Genovese responded promptly with the following email on November 28th(at 10:05 pm):
We have postponed the striping and developed a plan to add buffered bike lanes. Our plan is being reviewed by the contractor for implementation. I can give you more details tomorrow in between my time conducting interviews.
As a follow-up to my email last night, I wanted everyone to know that the proposed changes will occur where the street overlay was recently completed. The remainder of Nimitz will be re-striped in conjunction with upcoming overlay projects but this change will set the tone for what we want along the corridor. As I mentioned before, and which seems very obvious, the idea is to get out in front of the overlay program to see if there are opportunities for improving the bicycling experience. As the newly formed Multi-Modal Section gets situated, we hope to do a lot more for San Diego’s bicycle facilities. Thank you for keeping us alerted to needed improvements.
Over the weekend, BikeSD member, Kelly Cummings carefully documented the new restriping and the buffered bike lanes that were striped for a slightly more pleasant riding experience on Nimitz Boulevard.
Cummings rode out to check out the new painted buffered bike lanes and made meticulous measurements of the area.
The southbound main traffic lane on the right measured 120 inches (10 feet exactly) from inside yellow stripe to inside white lane line. The bike lane measured 78 inches (6’6″) from inside stripe to inside stripe. The right turn lane on the left measured 134 inches (11′ 2″) from inside stripe to edge of concrete gutter. (The concrete gutter adds another 21 inches to the width. The yellow stripes are 4 inches wide, the white dashed lane dividers are 4 inches wide and the sold white lines are 6 inches wide.) As you look up Nimitz, the bike lane along the edge of the sidewalk measured 59-60 inches (5 feet) from edge of gutter to inside white line.

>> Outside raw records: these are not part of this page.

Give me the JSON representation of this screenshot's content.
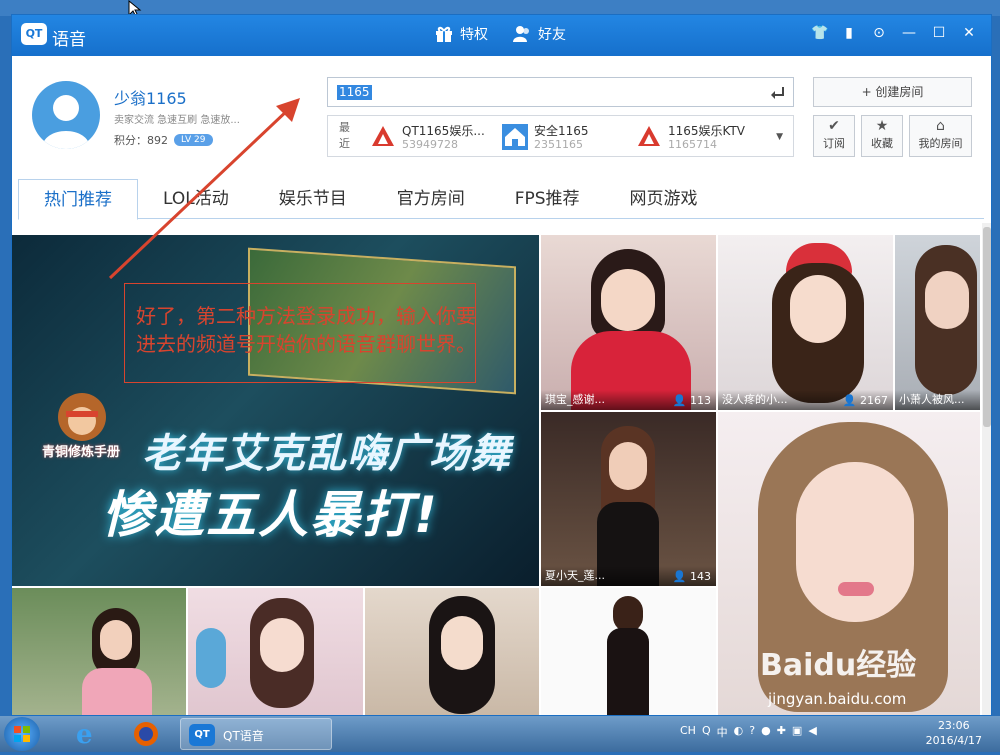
{
  "window": {
    "app_name": "语音",
    "logo_text": "QT",
    "center_links": [
      {
        "label": "特权",
        "icon": "gift-icon"
      },
      {
        "label": "好友",
        "icon": "friends-icon"
      }
    ],
    "controls": [
      "skin-icon",
      "message-icon",
      "settings-icon",
      "minimize-icon",
      "maximize-icon",
      "close-icon"
    ]
  },
  "profile": {
    "username": "少翁1165",
    "tags": "卖家交流 急速互刷 急速放...",
    "points_label": "积分：892",
    "level": "LV 29"
  },
  "search": {
    "value": "1165"
  },
  "recent": {
    "label": "最近",
    "items": [
      {
        "title": "QT1165娱乐...",
        "id": "53949728"
      },
      {
        "title": "安全1165",
        "id": "2351165"
      },
      {
        "title": "1165娱乐KTV",
        "id": "1165714"
      }
    ]
  },
  "buttons": {
    "create_room": "+ 创建房间",
    "subscribe": "订阅",
    "favorite": "收藏",
    "my_room": "我的房间"
  },
  "tabs": [
    "热门推荐",
    "LOL活动",
    "娱乐节目",
    "官方房间",
    "FPS推荐",
    "网页游戏"
  ],
  "banner": {
    "line1": "老年艾克乱嗨广场舞",
    "line2": "惨遭五人暴打!",
    "badge": "青铜修炼手册"
  },
  "annotation": {
    "text": "好了，第二种方法登录成功，输入你要进去的频道号开始你的语音群聊世界。"
  },
  "cards": [
    {
      "name": "琪宝_感谢...",
      "viewers": "113"
    },
    {
      "name": "没人疼的小...",
      "viewers": "2167"
    },
    {
      "name": "小萧人被风...",
      "viewers": ""
    },
    {
      "name": "夏小天_莲...",
      "viewers": "143"
    }
  ],
  "watermark": {
    "brand": "Baidu经验",
    "url": "jingyan.baidu.com"
  },
  "taskbar": {
    "task_label": "QT语音",
    "tray_lang": "CH",
    "tray_ime": "中",
    "time": "23:06",
    "date": "2016/4/17"
  }
}
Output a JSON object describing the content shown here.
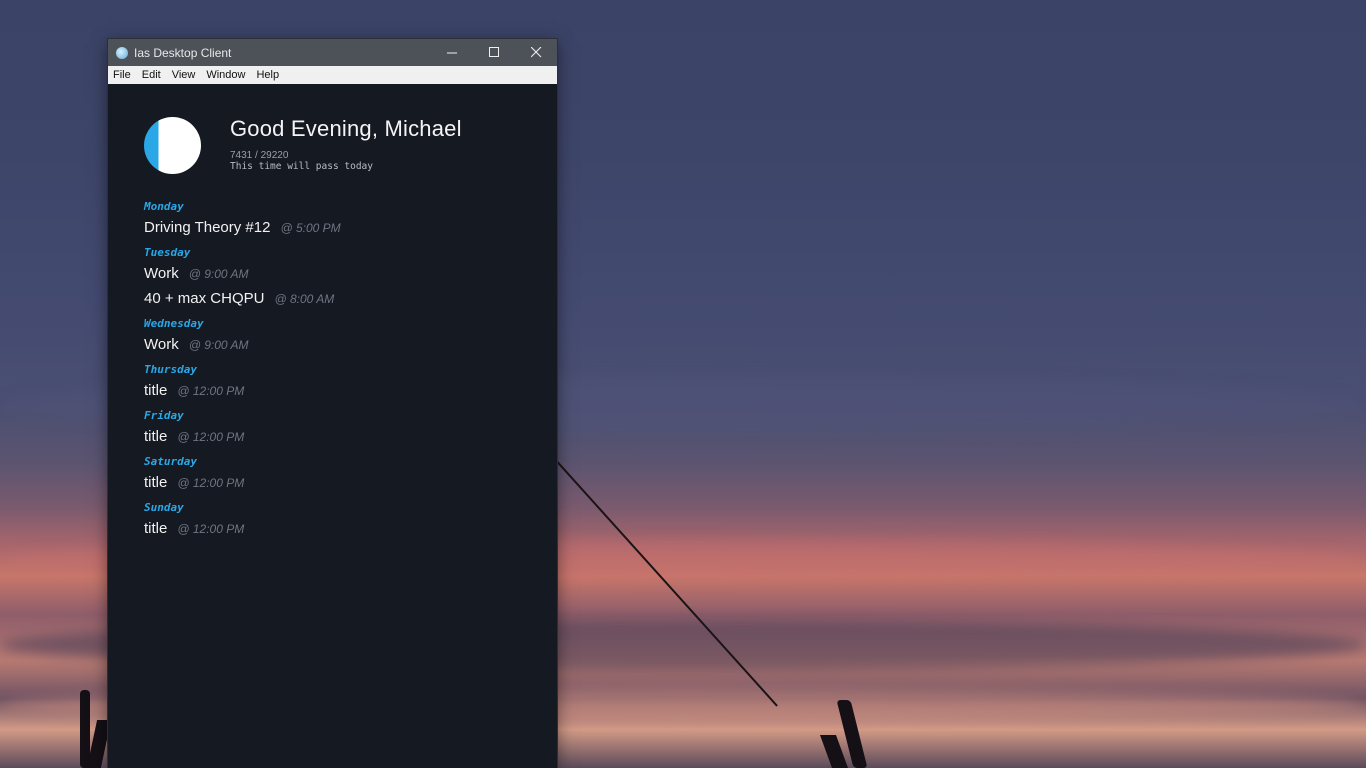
{
  "window": {
    "title": "Ias Desktop Client",
    "controls": {
      "minimize": "—",
      "maximize": "☐",
      "close": "✕"
    }
  },
  "menu": [
    "File",
    "Edit",
    "View",
    "Window",
    "Help"
  ],
  "header": {
    "greeting": "Good Evening, Michael",
    "count": "7431 / 29220",
    "tagline": "This time will pass today",
    "progress": 0.254
  },
  "colors": {
    "accent": "#2aa7e6",
    "window_bg": "#151922",
    "titlebar": "#4d5258"
  },
  "schedule": [
    {
      "day": "Monday",
      "events": [
        {
          "title": "Driving Theory #12",
          "time": "@ 5:00 PM"
        }
      ]
    },
    {
      "day": "Tuesday",
      "events": [
        {
          "title": "Work",
          "time": "@ 9:00 AM"
        },
        {
          "title": "40 + max CHQPU",
          "time": "@ 8:00 AM"
        }
      ]
    },
    {
      "day": "Wednesday",
      "events": [
        {
          "title": "Work",
          "time": "@ 9:00 AM"
        }
      ]
    },
    {
      "day": "Thursday",
      "events": [
        {
          "title": "title",
          "time": "@ 12:00 PM"
        }
      ]
    },
    {
      "day": "Friday",
      "events": [
        {
          "title": "title",
          "time": "@ 12:00 PM"
        }
      ]
    },
    {
      "day": "Saturday",
      "events": [
        {
          "title": "title",
          "time": "@ 12:00 PM"
        }
      ]
    },
    {
      "day": "Sunday",
      "events": [
        {
          "title": "title",
          "time": "@ 12:00 PM"
        }
      ]
    }
  ]
}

The gutter is also 21 inches wide at this point.
But as Tom Fudge noted last month, “paint is great but paint doesn’t stop cars.” This was evidenced by the two vehicles that were seen driving right over the painted buffer.
The new buffered zones is certainly a vast improvement over what existed before on the pothole filled Nimitz. We’re thankful to all the stakeholders who worked with us and Burgess to ensure that the bike lanes would have some additional breathing room for our riders.
However, this is a nice Christmas present. And we encourage you to send your thank yous and other love notes to the following individuals who have gotten us to this point:
District 2 Councilman Kevin Faulconer, (email@example.com)
City Council representative for Councilman Kevin Faulconer, Michael Patton (firstname.lastname@example.org)
Head of the new Multi-Modal Program, Brian Genovese (BGenovese@sandiego.gov)
City Bike Coordinator, Thomas Landre (TLandre@sandiego.gov)
Jake Aquino with the City Bicycle Program (email@example.com)
As for the next step, the city needs to step up its game if it is serious about providing safety improvements for her residents. And you can rest assured that this is precisely what we’ll be advocating for.
Have you had a chance to ride on the new buffered bike lanes on Nimitz? What is the experience like? Share them in the comments below.